(STUDY MATERIAL begins)

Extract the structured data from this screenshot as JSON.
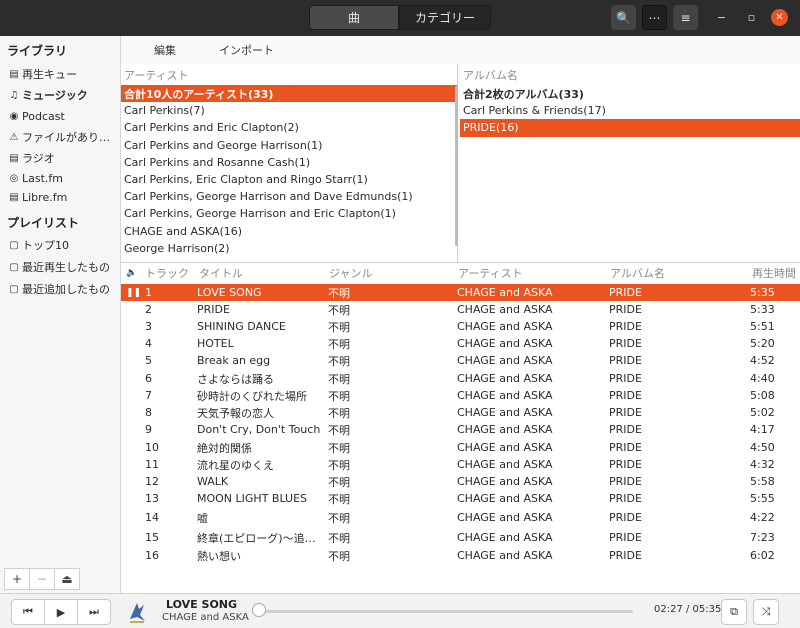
{
  "header": {
    "tabs": [
      {
        "label": "曲"
      },
      {
        "label": "カテゴリー"
      }
    ],
    "search_icon": "🔍",
    "more_icon": "⋯",
    "menu_icon": "≡",
    "minimize_icon": "−",
    "maximize_icon": "▫",
    "close_icon": "✕"
  },
  "sidebar": {
    "library_heading": "ライブラリ",
    "library_items": [
      {
        "icon": "▤",
        "label": "再生キュー",
        "active": false
      },
      {
        "icon": "♫",
        "label": "ミュージック",
        "active": true
      },
      {
        "icon": "◉",
        "label": "Podcast",
        "active": false
      },
      {
        "icon": "⚠",
        "label": "ファイルがあり…",
        "active": false
      },
      {
        "icon": "▤",
        "label": "ラジオ",
        "active": false
      },
      {
        "icon": "◎",
        "label": "Last.fm",
        "active": false
      },
      {
        "icon": "▤",
        "label": "Libre.fm",
        "active": false
      }
    ],
    "playlist_heading": "プレイリスト",
    "playlist_items": [
      {
        "icon": "▢",
        "label": "トップ10"
      },
      {
        "icon": "▢",
        "label": "最近再生したもの"
      },
      {
        "icon": "▢",
        "label": "最近追加したもの"
      }
    ],
    "tools": {
      "add": "+",
      "remove": "−",
      "eject": "⏏"
    }
  },
  "menubar": {
    "edit": "編集",
    "import": "インポート"
  },
  "artist_browser": {
    "header": "アーティスト",
    "items": [
      {
        "label": "合計10人のアーティスト(33)",
        "bold": true,
        "selected": true
      },
      {
        "label": "Carl Perkins(7)"
      },
      {
        "label": "Carl Perkins and Eric Clapton(2)"
      },
      {
        "label": "Carl Perkins and George Harrison(1)"
      },
      {
        "label": "Carl Perkins and Rosanne Cash(1)"
      },
      {
        "label": "Carl Perkins, Eric Clapton and Ringo Starr(1)"
      },
      {
        "label": "Carl Perkins, George Harrison and Dave Edmunds(1)"
      },
      {
        "label": "Carl Perkins, George Harrison and Eric Clapton(1)"
      },
      {
        "label": "CHAGE and ASKA(16)"
      },
      {
        "label": "George Harrison(2)"
      }
    ]
  },
  "album_browser": {
    "header": "アルバム名",
    "items": [
      {
        "label": "合計2枚のアルバム(33)",
        "bold": true,
        "selected": false
      },
      {
        "label": "Carl Perkins & Friends(17)"
      },
      {
        "label": "PRIDE(16)",
        "selected": true
      }
    ]
  },
  "track_table": {
    "columns": {
      "track": "トラック",
      "title": "タイトル",
      "genre": "ジャンル",
      "artist": "アーティスト",
      "album": "アルバム名",
      "length": "再生時間"
    },
    "speaker_icon": "🔈",
    "playing_icon": "❚❚",
    "rows": [
      {
        "no": "1",
        "title": "LOVE SONG",
        "genre": "不明",
        "artist": "CHAGE and ASKA",
        "album": "PRIDE",
        "length": "5:35",
        "playing": true
      },
      {
        "no": "2",
        "title": "PRIDE",
        "genre": "不明",
        "artist": "CHAGE and ASKA",
        "album": "PRIDE",
        "length": "5:33"
      },
      {
        "no": "3",
        "title": "SHINING DANCE",
        "genre": "不明",
        "artist": "CHAGE and ASKA",
        "album": "PRIDE",
        "length": "5:51"
      },
      {
        "no": "4",
        "title": "HOTEL",
        "genre": "不明",
        "artist": "CHAGE and ASKA",
        "album": "PRIDE",
        "length": "5:20"
      },
      {
        "no": "5",
        "title": "Break an egg",
        "genre": "不明",
        "artist": "CHAGE and ASKA",
        "album": "PRIDE",
        "length": "4:52"
      },
      {
        "no": "6",
        "title": "さよならは踊る",
        "genre": "不明",
        "artist": "CHAGE and ASKA",
        "album": "PRIDE",
        "length": "4:40"
      },
      {
        "no": "7",
        "title": "砂時計のくびれた場所",
        "genre": "不明",
        "artist": "CHAGE and ASKA",
        "album": "PRIDE",
        "length": "5:08"
      },
      {
        "no": "8",
        "title": "天気予報の恋人",
        "genre": "不明",
        "artist": "CHAGE and ASKA",
        "album": "PRIDE",
        "length": "5:02"
      },
      {
        "no": "9",
        "title": "Don't Cry, Don't Touch",
        "genre": "不明",
        "artist": "CHAGE and ASKA",
        "album": "PRIDE",
        "length": "4:17"
      },
      {
        "no": "10",
        "title": "絶対的関係",
        "genre": "不明",
        "artist": "CHAGE and ASKA",
        "album": "PRIDE",
        "length": "4:50"
      },
      {
        "no": "11",
        "title": "流れ星のゆくえ",
        "genre": "不明",
        "artist": "CHAGE and ASKA",
        "album": "PRIDE",
        "length": "4:32"
      },
      {
        "no": "12",
        "title": "WALK",
        "genre": "不明",
        "artist": "CHAGE and ASKA",
        "album": "PRIDE",
        "length": "5:58"
      },
      {
        "no": "13",
        "title": "MOON LIGHT BLUES",
        "genre": "不明",
        "artist": "CHAGE and ASKA",
        "album": "PRIDE",
        "length": "5:55"
      },
      {
        "no": "14",
        "title": "嘘",
        "genre": "不明",
        "artist": "CHAGE and ASKA",
        "album": "PRIDE",
        "length": "4:22"
      },
      {
        "no": "15",
        "title": "終章(エピローグ)〜追…",
        "genre": "不明",
        "artist": "CHAGE and ASKA",
        "album": "PRIDE",
        "length": "7:23"
      },
      {
        "no": "16",
        "title": "熱い想い",
        "genre": "不明",
        "artist": "CHAGE and ASKA",
        "album": "PRIDE",
        "length": "6:02"
      }
    ]
  },
  "player": {
    "prev_icon": "⏮",
    "play_icon": "▶",
    "next_icon": "⏭",
    "now_playing_title": "LOVE SONG",
    "now_playing_artist": "CHAGE and ASKA",
    "time": "02:27 / 05:35",
    "progress_fraction": 0.0,
    "repeat_icon": "⧉",
    "shuffle_icon": "⤨",
    "accent_color": "#e95420"
  }
}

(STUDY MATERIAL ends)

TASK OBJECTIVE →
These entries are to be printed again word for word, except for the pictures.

PROBLEM SOLUTION →
Extract the structured data from this screenshot as JSON.
{
  "header": {
    "tabs": [
      {
        "label": "曲"
      },
      {
        "label": "カテゴリー"
      }
    ],
    "search_icon": "🔍",
    "more_icon": "⋯",
    "menu_icon": "≡",
    "minimize_icon": "−",
    "maximize_icon": "▫",
    "close_icon": "✕"
  },
  "sidebar": {
    "library_heading": "ライブラリ",
    "library_items": [
      {
        "icon": "▤",
        "label": "再生キュー",
        "active": false
      },
      {
        "icon": "♫",
        "label": "ミュージック",
        "active": true
      },
      {
        "icon": "◉",
        "label": "Podcast",
        "active": false
      },
      {
        "icon": "⚠",
        "label": "ファイルがあり…",
        "active": false
      },
      {
        "icon": "▤",
        "label": "ラジオ",
        "active": false
      },
      {
        "icon": "◎",
        "label": "Last.fm",
        "active": false
      },
      {
        "icon": "▤",
        "label": "Libre.fm",
        "active": false
      }
    ],
    "playlist_heading": "プレイリスト",
    "playlist_items": [
      {
        "icon": "▢",
        "label": "トップ10"
      },
      {
        "icon": "▢",
        "label": "最近再生したもの"
      },
      {
        "icon": "▢",
        "label": "最近追加したもの"
      }
    ],
    "tools": {
      "add": "+",
      "remove": "−",
      "eject": "⏏"
    }
  },
  "menubar": {
    "edit": "編集",
    "import": "インポート"
  },
  "artist_browser": {
    "header": "アーティスト",
    "items": [
      {
        "label": "合計10人のアーティスト(33)",
        "bold": true,
        "selected": true
      },
      {
        "label": "Carl Perkins(7)"
      },
      {
        "label": "Carl Perkins and Eric Clapton(2)"
      },
      {
        "label": "Carl Perkins and George Harrison(1)"
      },
      {
        "label": "Carl Perkins and Rosanne Cash(1)"
      },
      {
        "label": "Carl Perkins, Eric Clapton and Ringo Starr(1)"
      },
      {
        "label": "Carl Perkins, George Harrison and Dave Edmunds(1)"
      },
      {
        "label": "Carl Perkins, George Harrison and Eric Clapton(1)"
      },
      {
        "label": "CHAGE and ASKA(16)"
      },
      {
        "label": "George Harrison(2)"
      }
    ]
  },
  "album_browser": {
    "header": "アルバム名",
    "items": [
      {
        "label": "合計2枚のアルバム(33)",
        "bold": true,
        "selected": false
      },
      {
        "label": "Carl Perkins & Friends(17)"
      },
      {
        "label": "PRIDE(16)",
        "selected": true
      }
    ]
  },
  "track_table": {
    "columns": {
      "track": "トラック",
      "title": "タイトル",
      "genre": "ジャンル",
      "artist": "アーティスト",
      "album": "アルバム名",
      "length": "再生時間"
    },
    "speaker_icon": "🔈",
    "playing_icon": "❚❚",
    "rows": [
      {
        "no": "1",
        "title": "LOVE SONG",
        "genre": "不明",
        "artist": "CHAGE and ASKA",
        "album": "PRIDE",
        "length": "5:35",
        "playing": true
      },
      {
        "no": "2",
        "title": "PRIDE",
        "genre": "不明",
        "artist": "CHAGE and ASKA",
        "album": "PRIDE",
        "length": "5:33"
      },
      {
        "no": "3",
        "title": "SHINING DANCE",
        "genre": "不明",
        "artist": "CHAGE and ASKA",
        "album": "PRIDE",
        "length": "5:51"
      },
      {
        "no": "4",
        "title": "HOTEL",
        "genre": "不明",
        "artist": "CHAGE and ASKA",
        "album": "PRIDE",
        "length": "5:20"
      },
      {
        "no": "5",
        "title": "Break an egg",
        "genre": "不明",
        "artist": "CHAGE and ASKA",
        "album": "PRIDE",
        "length": "4:52"
      },
      {
        "no": "6",
        "title": "さよならは踊る",
        "genre": "不明",
        "artist": "CHAGE and ASKA",
        "album": "PRIDE",
        "length": "4:40"
      },
      {
        "no": "7",
        "title": "砂時計のくびれた場所",
        "genre": "不明",
        "artist": "CHAGE and ASKA",
        "album": "PRIDE",
        "length": "5:08"
      },
      {
        "no": "8",
        "title": "天気予報の恋人",
        "genre": "不明",
        "artist": "CHAGE and ASKA",
        "album": "PRIDE",
        "length": "5:02"
      },
      {
        "no": "9",
        "title": "Don't Cry, Don't Touch",
        "genre": "不明",
        "artist": "CHAGE and ASKA",
        "album": "PRIDE",
        "length": "4:17"
      },
      {
        "no": "10",
        "title": "絶対的関係",
        "genre": "不明",
        "artist": "CHAGE and ASKA",
        "album": "PRIDE",
        "length": "4:50"
      },
      {
        "no": "11",
        "title": "流れ星のゆくえ",
        "genre": "不明",
        "artist": "CHAGE and ASKA",
        "album": "PRIDE",
        "length": "4:32"
      },
      {
        "no": "12",
        "title": "WALK",
        "genre": "不明",
        "artist": "CHAGE and ASKA",
        "album": "PRIDE",
        "length": "5:58"
      },
      {
        "no": "13",
        "title": "MOON LIGHT BLUES",
        "genre": "不明",
        "artist": "CHAGE and ASKA",
        "album": "PRIDE",
        "length": "5:55"
      },
      {
        "no": "14",
        "title": "嘘",
        "genre": "不明",
        "artist": "CHAGE and ASKA",
        "album": "PRIDE",
        "length": "4:22"
      },
      {
        "no": "15",
        "title": "終章(エピローグ)〜追…",
        "genre": "不明",
        "artist": "CHAGE and ASKA",
        "album": "PRIDE",
        "length": "7:23"
      },
      {
        "no": "16",
        "title": "熱い想い",
        "genre": "不明",
        "artist": "CHAGE and ASKA",
        "album": "PRIDE",
        "length": "6:02"
      }
    ]
  },
  "player": {
    "prev_icon": "⏮",
    "play_icon": "▶",
    "next_icon": "⏭",
    "now_playing_title": "LOVE SONG",
    "now_playing_artist": "CHAGE and ASKA",
    "time": "02:27 / 05:35",
    "progress_fraction": 0.0,
    "repeat_icon": "⧉",
    "shuffle_icon": "⤨",
    "accent_color": "#e95420"
  }
}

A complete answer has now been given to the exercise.